The story of Joe DiMaggio’s personal life adds to the mystique that makes him the American icon he is today. People relate to this man who was not perfect, but lived life passionately and gracefully.

It was January 1937 when Joe met actress Dorothy Arnold on the set of the film Manhattan Merry Go-Round, confirming his celebrity status outside of the baseball diamond. Joe and Dorothy married at St. Peter and Paul Church in North Beach. More than twenty thousand people crowded inside and outside of the church to see the famous couple. It was reported that people even climbed onto tree branches and rooftops to see Joe and Dorothy leave the church following the ceremony.

While the couple had one son together—Joseph Paul DiMaggio II born on October 23, 1941—they were unable to make their marriage work. Joe and Dorothy divorced in 1944.

A Great American Love Story

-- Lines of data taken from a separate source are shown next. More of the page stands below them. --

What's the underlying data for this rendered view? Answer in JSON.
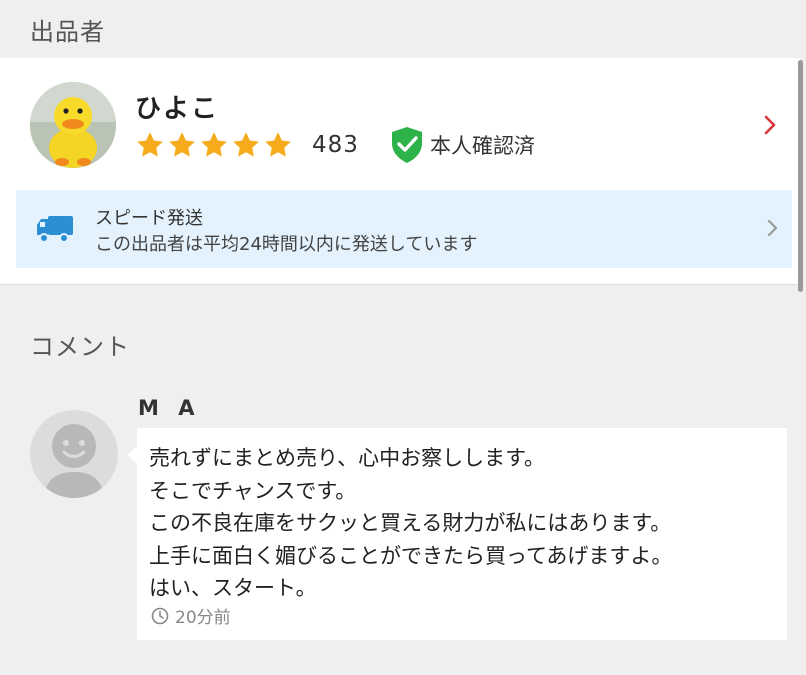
{
  "seller_section": {
    "label": "出品者",
    "seller": {
      "name": "ひよこ",
      "rating_stars": 5,
      "rating_max": 5,
      "rating_count": "483",
      "verified_label": "本人確認済"
    },
    "speed_shipping": {
      "title": "スピード発送",
      "description": "この出品者は平均24時間以内に発送しています"
    }
  },
  "comment_section": {
    "label": "コメント",
    "comments": [
      {
        "author": "M A",
        "lines": [
          "売れずにまとめ売り、心中お察しします。",
          "そこでチャンスです。",
          "この不良在庫をサクッと買える財力が私にはあります。",
          "上手に面白く媚びることができたら買ってあげますよ。",
          "はい、スタート。"
        ],
        "time": "20分前"
      }
    ]
  },
  "icons": {
    "star": "star-icon",
    "verified": "shield-check-icon",
    "chevron": "chevron-right-icon",
    "truck": "truck-icon",
    "clock": "clock-icon",
    "default_avatar": "smiley-avatar-icon"
  },
  "colors": {
    "star": "#f6ab1d",
    "verified": "#2db34a",
    "chevron_active": "#d9383a",
    "truck": "#2c8fd6",
    "speed_banner_bg": "#e3f2fc"
  }
}
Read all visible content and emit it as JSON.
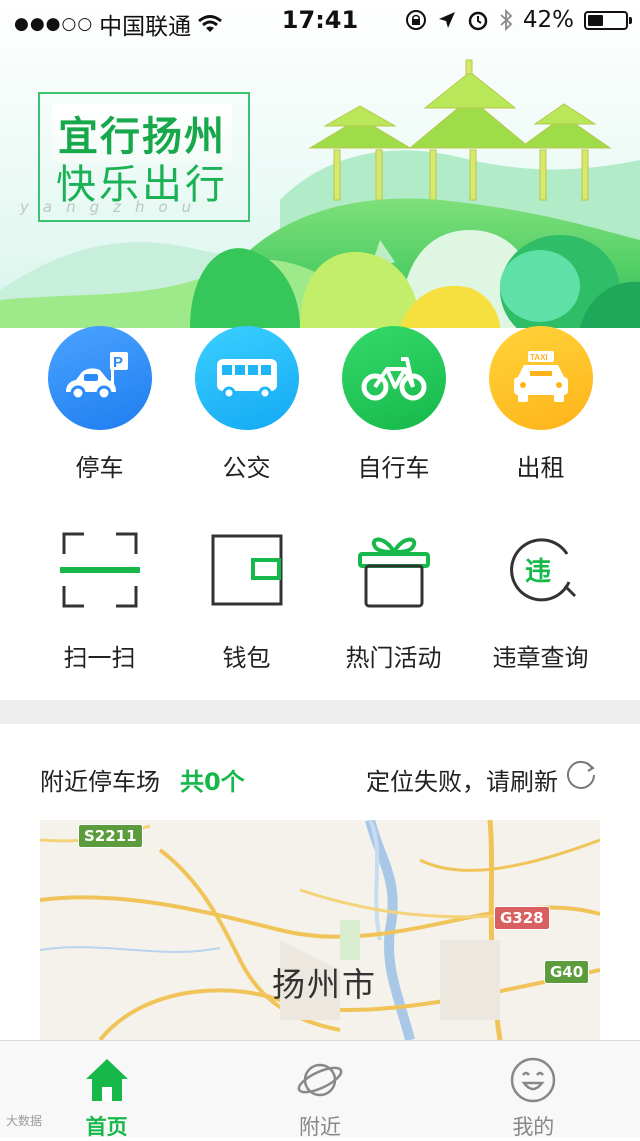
{
  "status_bar": {
    "signal": "●●●○○",
    "carrier": "中国联通",
    "time": "17:41",
    "battery": "42%",
    "battery_level": 0.42
  },
  "banner": {
    "slogan_line1": "宜行扬州",
    "slogan_line2": "快乐出行",
    "slogan_line3": "yangzhou"
  },
  "services": [
    {
      "label": "停车",
      "icon": "car-parking-icon",
      "color": "#2a8cf8"
    },
    {
      "label": "公交",
      "icon": "bus-icon",
      "color": "#1fb6f8"
    },
    {
      "label": "自行车",
      "icon": "bicycle-icon",
      "color": "#1fc458"
    },
    {
      "label": "出租",
      "icon": "taxi-icon",
      "color": "#ffc125"
    }
  ],
  "taxi_sign": "TAXI",
  "tools": [
    {
      "label": "扫一扫",
      "icon": "scan-icon"
    },
    {
      "label": "钱包",
      "icon": "wallet-icon"
    },
    {
      "label": "热门活动",
      "icon": "gift-icon"
    },
    {
      "label": "违章查询",
      "icon": "violation-search-icon",
      "badge": "违"
    }
  ],
  "nearby": {
    "title": "附近停车场",
    "count": "共0个",
    "status": "定位失败，请刷新"
  },
  "map": {
    "city": "扬州市",
    "roads": [
      "S2211",
      "G328",
      "G40"
    ]
  },
  "tabs": [
    {
      "label": "首页",
      "icon": "home-icon",
      "active": true
    },
    {
      "label": "附近",
      "icon": "planet-icon",
      "active": false
    },
    {
      "label": "我的",
      "icon": "smiley-icon",
      "active": false
    }
  ],
  "watermark": "大数据",
  "colors": {
    "accent": "#16b84a"
  }
}
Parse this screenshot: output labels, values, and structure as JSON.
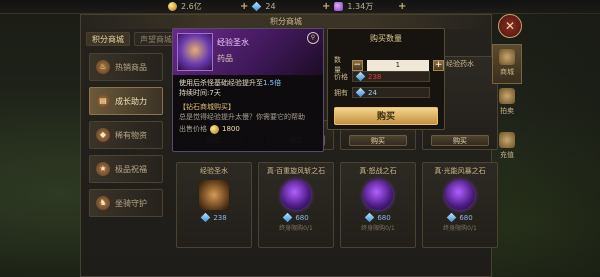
{
  "topbar": {
    "gold": "2.6亿",
    "diamonds": "24",
    "gems": "1.34万"
  },
  "panel": {
    "title": "积分商城",
    "tabs": [
      {
        "label": "积分商城",
        "active": true
      },
      {
        "label": "声望商城",
        "active": false
      }
    ]
  },
  "side_menu": [
    {
      "label": "热销商品",
      "icon": "fire-icon",
      "active": false
    },
    {
      "label": "成长助力",
      "icon": "book-icon",
      "active": true
    },
    {
      "label": "稀有物资",
      "icon": "gem-icon",
      "active": false
    },
    {
      "label": "极品祝福",
      "icon": "star-icon",
      "active": false
    },
    {
      "label": "坐骑守护",
      "icon": "mount-icon",
      "active": false
    }
  ],
  "tooltip": {
    "name": "经验圣水",
    "type": "药品",
    "effect_prefix": "使用后杀怪基础经验提升至",
    "effect_value": "1.5倍",
    "duration_prefix": "持续时间:",
    "duration_value": "7天",
    "section": "【钻石商城购买】",
    "desc": "总是觉得经验提升太慢？你需要它的帮助",
    "sell_label": "出售价格",
    "sell_price": "1800"
  },
  "buy": {
    "title": "购买数量",
    "qty_label": "数量",
    "qty_value": "1",
    "price_label": "价格",
    "price_value": "238",
    "owned_label": "拥有",
    "owned_value": "24",
    "buy_label": "购买"
  },
  "cards_top": [
    {
      "name": "",
      "buy": "购买"
    },
    {
      "name": "",
      "buy": "购买"
    },
    {
      "name": "",
      "buy": "购买"
    },
    {
      "name": "",
      "buy": "购买"
    }
  ],
  "cards_bottom": [
    {
      "name": "经验圣水",
      "price": "238",
      "limit": ""
    },
    {
      "name": "真·百重旋风斩之石",
      "price": "680",
      "limit": "终身限购0/1"
    },
    {
      "name": "真·怒战之石",
      "price": "680",
      "limit": "终身限购0/1"
    },
    {
      "name": "真·光能风暴之石",
      "price": "680",
      "limit": "终身限购0/1"
    }
  ],
  "card_top_right_name": "经验药水",
  "right_nav": [
    {
      "label": "商城",
      "active": true
    },
    {
      "label": "拍卖",
      "active": false
    },
    {
      "label": "充值",
      "active": false
    }
  ],
  "close_glyph": "✕"
}
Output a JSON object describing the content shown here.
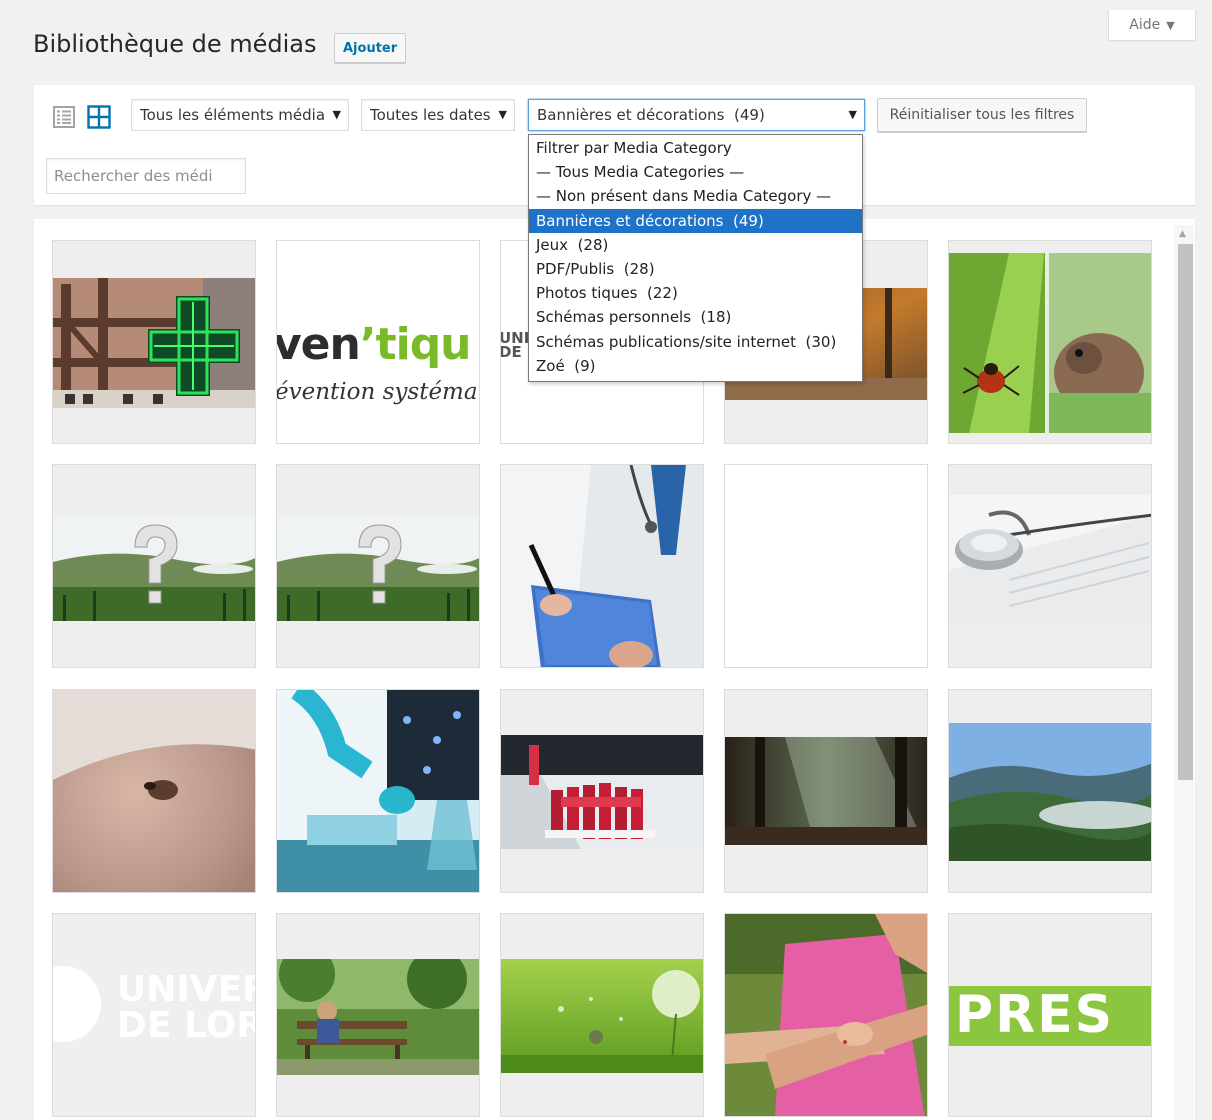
{
  "help": {
    "label": "Aide",
    "caret": "▼"
  },
  "header": {
    "title": "Bibliothèque de médias",
    "add_label": "Ajouter"
  },
  "toolbar": {
    "type_filter": "Tous les éléments média",
    "date_filter": "Toutes les dates",
    "category_filter": "Bannières et décorations  (49)",
    "select_arrow": "▼",
    "reset_label": "Réinitialiser tous les filtres",
    "search_placeholder": "Rechercher des médi"
  },
  "dropdown": {
    "options": [
      "Filtrer par Media Category",
      "— Tous Media Categories —",
      "— Non présent dans Media Category —",
      "Bannières et décorations  (49)",
      "Jeux  (28)",
      "PDF/Publis  (28)",
      "Photos tiques  (22)",
      "Schémas personnels  (18)",
      "Schémas publications/site internet  (30)",
      "Zoé  (9)"
    ],
    "selected_index": 3
  },
  "thumb_text": {
    "ventiques_a": "ven",
    "ventiques_b": "’tiqu",
    "ventiques_sub": "évention systémat",
    "univ_small_1": "UNI",
    "univ_small_2": "DE L",
    "univ_big_1": "UNIVERS",
    "univ_big_2": "DE LORR",
    "press": "PRES"
  },
  "scrollbar": {
    "up_arrow": "▲"
  }
}
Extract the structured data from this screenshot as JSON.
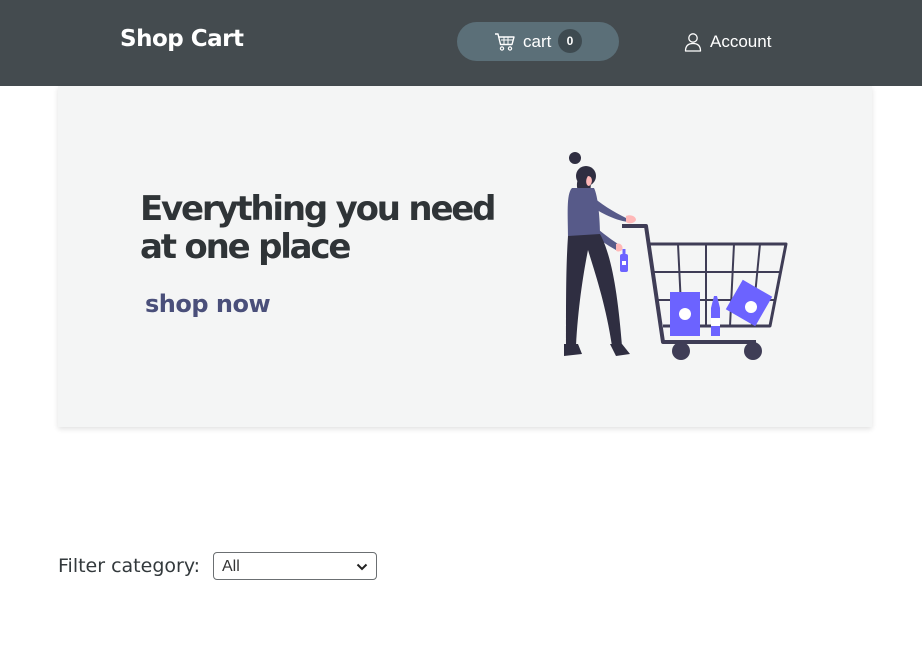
{
  "header": {
    "brand": "Shop Cart",
    "cart": {
      "label": "cart",
      "count": "0",
      "icon": "shopping-cart-icon"
    },
    "account": {
      "label": "Account",
      "icon": "user-icon"
    }
  },
  "hero": {
    "title": "Everything you need at one place",
    "cta_label": "shop now",
    "illustration": "woman-pushing-shopping-cart-illustration"
  },
  "filter": {
    "label": "Filter category:",
    "selected": "All"
  },
  "colors": {
    "navbar": "#444b4f",
    "cart_pill": "#5b6f78",
    "accent_purple": "#6c63ff",
    "cta": "#4a4f7a"
  }
}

Joe DiMaggio - MarriagesThe most publicized relationship for Joe began in 1952—a year after he had retired from the Yankees. A friend arranged a dinner date for Joe with up and coming actress Marilyn Monroe. They were at different places in their lives—Joe, retired, ready to settle down, and Marilyn, on her way to stardom, yet they commenced perhaps the greatest American love story with an 18-month courtship and then marriage on January 14, 1954 at San Francisco’s City Hall. The media called the union of Joe and Marilyn “The Marriage of the Century,” and their relationship captivated the nation.

After the wedding, Marilyn joined Joe in his home near San Francisco’s Wharf where they were often seen walking along the pier or fishing off of Joe’s boat, the “Yankee Clipper.” Like many great love stories, the stars’ relationship had many complexities—loving yet tumultuous. Their differences in personalities led to disharmony in the relationship, and Joe and Marilyn divorced less than a year after their wedding day.

The divorce did not mean an end to their story. Biographers have often noted that during difficult times in Marilyn’s life, even after she remarried, she would turn to Joe, because he was devoted, loving and dependable. There was speculation that the couple was reconciling prior to her death on August 5, 1962.

Joe proved his honorable character and his great love for Marilyn when he claimed her body after her death, took over the funeral arrangements, and had a dozen red roses delivered three times a week to her crypt for twenty years.

Joe’s marriage to Marilyn was his last and left an indelible mark on his life and American history.